■ **WORK TO COMPLETE**
In how many lines of the data does the word "time" appear? Give the number by itself.

:::

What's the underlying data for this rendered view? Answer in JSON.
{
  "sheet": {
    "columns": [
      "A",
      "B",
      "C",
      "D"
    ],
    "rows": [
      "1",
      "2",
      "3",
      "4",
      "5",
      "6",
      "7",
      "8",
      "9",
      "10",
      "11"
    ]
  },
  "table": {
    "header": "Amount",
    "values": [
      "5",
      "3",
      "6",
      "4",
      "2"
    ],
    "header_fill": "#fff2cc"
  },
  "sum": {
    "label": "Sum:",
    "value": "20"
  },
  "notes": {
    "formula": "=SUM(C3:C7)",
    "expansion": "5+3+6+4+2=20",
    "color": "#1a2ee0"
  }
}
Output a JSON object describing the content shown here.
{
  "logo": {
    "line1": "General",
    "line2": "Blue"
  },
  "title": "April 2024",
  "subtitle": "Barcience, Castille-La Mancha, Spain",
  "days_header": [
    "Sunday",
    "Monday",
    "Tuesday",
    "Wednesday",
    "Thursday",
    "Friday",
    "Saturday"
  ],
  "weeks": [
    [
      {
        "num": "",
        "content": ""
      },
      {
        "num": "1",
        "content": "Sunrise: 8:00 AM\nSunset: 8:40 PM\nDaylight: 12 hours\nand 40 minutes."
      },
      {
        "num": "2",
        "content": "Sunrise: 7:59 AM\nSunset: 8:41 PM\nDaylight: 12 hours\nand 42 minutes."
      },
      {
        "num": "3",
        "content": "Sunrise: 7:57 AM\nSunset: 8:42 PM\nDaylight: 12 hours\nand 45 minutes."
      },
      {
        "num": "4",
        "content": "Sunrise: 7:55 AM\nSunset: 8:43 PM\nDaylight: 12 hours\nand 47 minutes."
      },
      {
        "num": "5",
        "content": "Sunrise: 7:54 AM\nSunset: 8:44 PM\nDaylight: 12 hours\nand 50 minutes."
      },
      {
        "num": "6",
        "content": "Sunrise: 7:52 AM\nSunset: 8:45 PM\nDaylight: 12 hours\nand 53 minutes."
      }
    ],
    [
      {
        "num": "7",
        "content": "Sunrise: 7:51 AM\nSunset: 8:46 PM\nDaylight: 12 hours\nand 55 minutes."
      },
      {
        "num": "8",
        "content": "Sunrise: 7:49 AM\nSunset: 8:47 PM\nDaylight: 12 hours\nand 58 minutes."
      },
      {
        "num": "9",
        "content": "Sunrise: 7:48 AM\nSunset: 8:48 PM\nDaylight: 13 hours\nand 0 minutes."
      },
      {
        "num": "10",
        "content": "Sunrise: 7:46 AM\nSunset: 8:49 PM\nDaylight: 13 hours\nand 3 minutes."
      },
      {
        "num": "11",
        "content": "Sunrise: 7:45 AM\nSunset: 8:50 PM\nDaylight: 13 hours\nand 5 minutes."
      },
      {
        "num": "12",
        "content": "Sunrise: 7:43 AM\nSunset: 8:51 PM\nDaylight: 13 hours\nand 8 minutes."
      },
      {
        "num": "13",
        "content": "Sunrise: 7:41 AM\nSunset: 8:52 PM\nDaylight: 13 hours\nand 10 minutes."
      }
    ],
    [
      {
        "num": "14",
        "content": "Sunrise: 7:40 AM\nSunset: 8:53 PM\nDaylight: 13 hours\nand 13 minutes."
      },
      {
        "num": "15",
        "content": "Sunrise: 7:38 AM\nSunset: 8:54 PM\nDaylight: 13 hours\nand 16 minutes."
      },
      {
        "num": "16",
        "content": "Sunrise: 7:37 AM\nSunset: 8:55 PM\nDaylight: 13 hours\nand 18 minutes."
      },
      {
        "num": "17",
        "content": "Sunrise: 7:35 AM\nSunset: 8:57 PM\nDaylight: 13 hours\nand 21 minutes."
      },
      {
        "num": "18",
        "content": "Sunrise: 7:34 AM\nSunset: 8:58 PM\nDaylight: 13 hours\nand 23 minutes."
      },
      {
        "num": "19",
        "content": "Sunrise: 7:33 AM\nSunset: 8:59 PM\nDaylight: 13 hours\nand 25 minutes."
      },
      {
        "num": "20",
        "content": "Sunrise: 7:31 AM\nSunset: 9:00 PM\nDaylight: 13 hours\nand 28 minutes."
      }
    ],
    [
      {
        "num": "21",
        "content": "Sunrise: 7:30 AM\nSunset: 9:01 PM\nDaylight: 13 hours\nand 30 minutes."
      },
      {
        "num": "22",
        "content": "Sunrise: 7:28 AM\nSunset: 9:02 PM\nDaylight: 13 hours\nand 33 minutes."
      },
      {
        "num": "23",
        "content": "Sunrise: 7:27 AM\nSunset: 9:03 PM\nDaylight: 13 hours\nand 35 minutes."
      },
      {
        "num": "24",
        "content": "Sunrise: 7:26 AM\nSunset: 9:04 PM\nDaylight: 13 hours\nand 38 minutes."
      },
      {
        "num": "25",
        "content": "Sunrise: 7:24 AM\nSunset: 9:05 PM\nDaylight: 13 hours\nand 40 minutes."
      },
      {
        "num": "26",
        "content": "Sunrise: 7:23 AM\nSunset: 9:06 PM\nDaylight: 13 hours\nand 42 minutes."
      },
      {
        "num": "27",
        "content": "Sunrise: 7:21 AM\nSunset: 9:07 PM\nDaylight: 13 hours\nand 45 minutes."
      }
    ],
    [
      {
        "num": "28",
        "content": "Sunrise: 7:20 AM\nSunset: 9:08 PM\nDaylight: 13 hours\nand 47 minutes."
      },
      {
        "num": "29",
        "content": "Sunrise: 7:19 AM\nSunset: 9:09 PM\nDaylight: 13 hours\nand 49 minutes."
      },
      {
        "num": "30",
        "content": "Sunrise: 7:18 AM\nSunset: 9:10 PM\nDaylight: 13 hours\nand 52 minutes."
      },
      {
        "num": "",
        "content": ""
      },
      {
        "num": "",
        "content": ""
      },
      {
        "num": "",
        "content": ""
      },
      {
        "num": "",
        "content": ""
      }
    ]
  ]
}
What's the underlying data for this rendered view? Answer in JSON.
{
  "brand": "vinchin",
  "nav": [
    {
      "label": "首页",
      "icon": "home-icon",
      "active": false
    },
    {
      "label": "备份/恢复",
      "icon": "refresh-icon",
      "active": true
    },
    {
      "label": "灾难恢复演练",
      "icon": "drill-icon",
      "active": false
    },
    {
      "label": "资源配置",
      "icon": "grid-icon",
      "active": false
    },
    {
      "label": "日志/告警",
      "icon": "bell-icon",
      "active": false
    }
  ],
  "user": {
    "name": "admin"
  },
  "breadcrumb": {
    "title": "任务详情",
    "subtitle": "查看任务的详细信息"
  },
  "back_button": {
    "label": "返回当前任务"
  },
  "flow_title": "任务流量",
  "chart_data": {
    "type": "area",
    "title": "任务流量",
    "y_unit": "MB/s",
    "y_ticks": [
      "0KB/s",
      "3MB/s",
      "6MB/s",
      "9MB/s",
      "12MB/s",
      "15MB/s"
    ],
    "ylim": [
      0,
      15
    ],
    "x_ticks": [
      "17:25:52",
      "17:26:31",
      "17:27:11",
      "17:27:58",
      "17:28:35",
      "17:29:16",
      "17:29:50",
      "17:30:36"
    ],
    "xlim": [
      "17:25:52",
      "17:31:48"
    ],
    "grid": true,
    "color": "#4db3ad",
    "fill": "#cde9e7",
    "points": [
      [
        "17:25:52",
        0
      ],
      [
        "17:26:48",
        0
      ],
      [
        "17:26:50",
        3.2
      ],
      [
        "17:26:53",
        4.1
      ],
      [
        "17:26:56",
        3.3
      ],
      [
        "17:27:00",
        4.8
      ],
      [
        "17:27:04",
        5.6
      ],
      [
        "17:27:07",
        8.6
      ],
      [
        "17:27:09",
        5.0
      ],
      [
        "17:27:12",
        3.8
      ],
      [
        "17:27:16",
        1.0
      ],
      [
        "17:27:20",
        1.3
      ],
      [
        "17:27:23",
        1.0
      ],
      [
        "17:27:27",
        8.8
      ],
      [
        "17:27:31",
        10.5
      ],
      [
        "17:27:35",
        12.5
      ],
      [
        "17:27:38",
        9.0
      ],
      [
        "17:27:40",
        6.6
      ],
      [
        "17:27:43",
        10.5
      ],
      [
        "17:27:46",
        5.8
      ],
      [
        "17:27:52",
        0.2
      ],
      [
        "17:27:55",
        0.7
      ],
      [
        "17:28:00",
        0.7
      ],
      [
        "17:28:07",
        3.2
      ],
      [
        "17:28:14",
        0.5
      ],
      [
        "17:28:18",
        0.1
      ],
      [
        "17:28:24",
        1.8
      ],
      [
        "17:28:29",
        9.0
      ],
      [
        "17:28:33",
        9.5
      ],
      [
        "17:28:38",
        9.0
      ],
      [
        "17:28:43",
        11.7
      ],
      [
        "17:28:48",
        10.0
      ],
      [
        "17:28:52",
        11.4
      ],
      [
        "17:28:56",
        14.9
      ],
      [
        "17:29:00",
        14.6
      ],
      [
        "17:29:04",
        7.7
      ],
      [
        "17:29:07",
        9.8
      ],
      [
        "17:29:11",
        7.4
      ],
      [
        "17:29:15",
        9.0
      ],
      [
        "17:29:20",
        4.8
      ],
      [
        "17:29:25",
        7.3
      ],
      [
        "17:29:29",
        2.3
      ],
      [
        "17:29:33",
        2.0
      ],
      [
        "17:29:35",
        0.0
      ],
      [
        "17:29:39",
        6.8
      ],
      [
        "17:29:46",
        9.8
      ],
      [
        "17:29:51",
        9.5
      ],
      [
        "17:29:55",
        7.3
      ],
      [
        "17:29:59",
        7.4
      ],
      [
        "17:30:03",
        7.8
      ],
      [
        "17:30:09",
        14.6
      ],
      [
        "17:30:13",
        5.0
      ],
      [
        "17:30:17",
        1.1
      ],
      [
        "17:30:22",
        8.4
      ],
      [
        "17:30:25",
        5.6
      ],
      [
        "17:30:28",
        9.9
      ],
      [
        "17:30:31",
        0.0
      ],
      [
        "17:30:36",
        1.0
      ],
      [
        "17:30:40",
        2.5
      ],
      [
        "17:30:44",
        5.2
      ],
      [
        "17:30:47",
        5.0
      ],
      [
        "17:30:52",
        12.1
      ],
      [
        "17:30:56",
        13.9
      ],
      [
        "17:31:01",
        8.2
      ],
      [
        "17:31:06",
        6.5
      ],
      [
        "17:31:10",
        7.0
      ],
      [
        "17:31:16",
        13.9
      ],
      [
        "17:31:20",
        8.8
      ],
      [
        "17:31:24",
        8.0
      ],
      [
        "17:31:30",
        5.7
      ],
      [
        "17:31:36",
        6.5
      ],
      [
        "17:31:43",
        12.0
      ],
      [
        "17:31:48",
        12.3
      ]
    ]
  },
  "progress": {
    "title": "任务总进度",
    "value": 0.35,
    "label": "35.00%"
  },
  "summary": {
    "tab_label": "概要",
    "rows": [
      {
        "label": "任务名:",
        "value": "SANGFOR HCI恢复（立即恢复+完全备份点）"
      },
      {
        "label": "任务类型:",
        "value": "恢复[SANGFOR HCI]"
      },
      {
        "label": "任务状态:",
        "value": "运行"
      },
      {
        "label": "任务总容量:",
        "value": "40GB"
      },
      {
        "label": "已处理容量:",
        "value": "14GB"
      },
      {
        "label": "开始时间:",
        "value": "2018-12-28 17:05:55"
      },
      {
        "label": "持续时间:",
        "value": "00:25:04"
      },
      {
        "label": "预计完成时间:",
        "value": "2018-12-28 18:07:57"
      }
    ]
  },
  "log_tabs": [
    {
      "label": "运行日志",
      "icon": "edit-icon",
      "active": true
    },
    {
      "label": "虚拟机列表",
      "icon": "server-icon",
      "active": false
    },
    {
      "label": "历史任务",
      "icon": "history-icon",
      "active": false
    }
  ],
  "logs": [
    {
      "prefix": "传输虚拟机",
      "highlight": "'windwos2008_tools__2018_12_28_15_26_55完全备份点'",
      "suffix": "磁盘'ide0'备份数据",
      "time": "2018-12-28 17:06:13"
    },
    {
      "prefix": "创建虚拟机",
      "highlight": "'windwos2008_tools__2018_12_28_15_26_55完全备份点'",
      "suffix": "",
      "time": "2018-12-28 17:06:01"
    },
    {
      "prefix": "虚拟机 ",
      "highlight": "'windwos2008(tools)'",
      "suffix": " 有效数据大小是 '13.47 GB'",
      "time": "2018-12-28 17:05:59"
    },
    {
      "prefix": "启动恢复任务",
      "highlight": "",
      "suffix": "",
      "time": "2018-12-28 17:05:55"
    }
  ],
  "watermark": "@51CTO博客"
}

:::

■ **REPLY TO THE EXERCISE**
4